What is now the most common method for investigating the genetic basis of complex diseases?
Genome-wide association studies (GWAS)
Why is GWAS unbiased?
Because the whole genome is tested
What does GWAS allow the discovery of?
Genetic regions with previously unknown disease biology
What do modern GWAS arrays type individuals for?
SNPs, indels and CNVs
How many variants per individual have been identified using GWAS arrays and imputation?
How can you analyse the genes that may potentially be involved with a disease?
Using case-control analysis
What is the basis for case-control analysis?
Compare individuals with the disease (case) to healthy individuals (control)
What is the standard threshold for genome-wide significance and what is this based on?
p < 5E-8
Based on Bonferroni correction for 1 million independent tests
What is the false discovery rate for genome-wide significance?
1% or 5%
FDR 0.01 - 1 in every 100 loci incorrect
FDR 0.05 - 5 in every 100 loci incorrect
How many variants is genome-wide significance testing?
Millions of variants across thousands of people
Why do you need to control for multiple testing of genome-wide significance?
To reduce false positive results
How does the location of the gene influence disease?
Most disease associated SNPs affect genes in close proximity (~200kb)
How does the location of the SNP influence disease?
Knowing/predicting which SNP is having the effect can help identify the gene involved
What questions can bioinformatics analysis answer to help predict the function of a SNP?
Is a protein coding change deleterious to protein function?
Is a transcription factor binding site altered?
Is there evidence of changes in gene expression linked to the SNP?
Why is bioinformatics analysis helpful?
As there is an increasing amount of publically available data and online tools
Understanding how a disease is inherited can help identify whether it is...

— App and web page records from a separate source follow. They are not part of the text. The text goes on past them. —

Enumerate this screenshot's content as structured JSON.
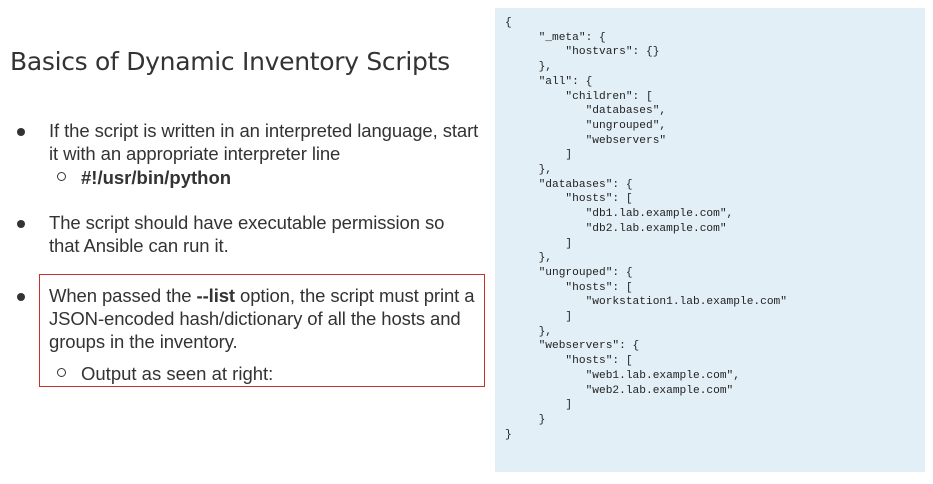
{
  "title": "Basics of Dynamic Inventory Scripts",
  "bullets": [
    {
      "text": "If the script is written in an interpreted language, start it with an appropriate interpreter line",
      "sub": "#!/usr/bin/python"
    },
    {
      "text": "The script should have executable permission so that Ansible can run it."
    },
    {
      "text_before": "When passed the ",
      "text_bold": "--list",
      "text_after": " option, the script must print a JSON-encoded hash/dictionary of all the hosts and groups in the inventory.",
      "sub": "Output as seen at right:"
    }
  ],
  "code": "{\n     \"_meta\": {\n         \"hostvars\": {}\n     },\n     \"all\": {\n         \"children\": [\n            \"databases\",\n            \"ungrouped\",\n            \"webservers\"\n         ]\n     },\n     \"databases\": {\n         \"hosts\": [\n            \"db1.lab.example.com\",\n            \"db2.lab.example.com\"\n         ]\n     },\n     \"ungrouped\": {\n         \"hosts\": [\n            \"workstation1.lab.example.com\"\n         ]\n     },\n     \"webservers\": {\n         \"hosts\": [\n            \"web1.lab.example.com\",\n            \"web2.lab.example.com\"\n         ]\n     }\n}",
  "colors": {
    "text": "#333333",
    "code_background": "#e3eff7",
    "highlight_border": "#c9302c"
  }
}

Monogenic or complex
GWAS is a common and unbiased approach now widely used to identify genetic causes of disease, true or false?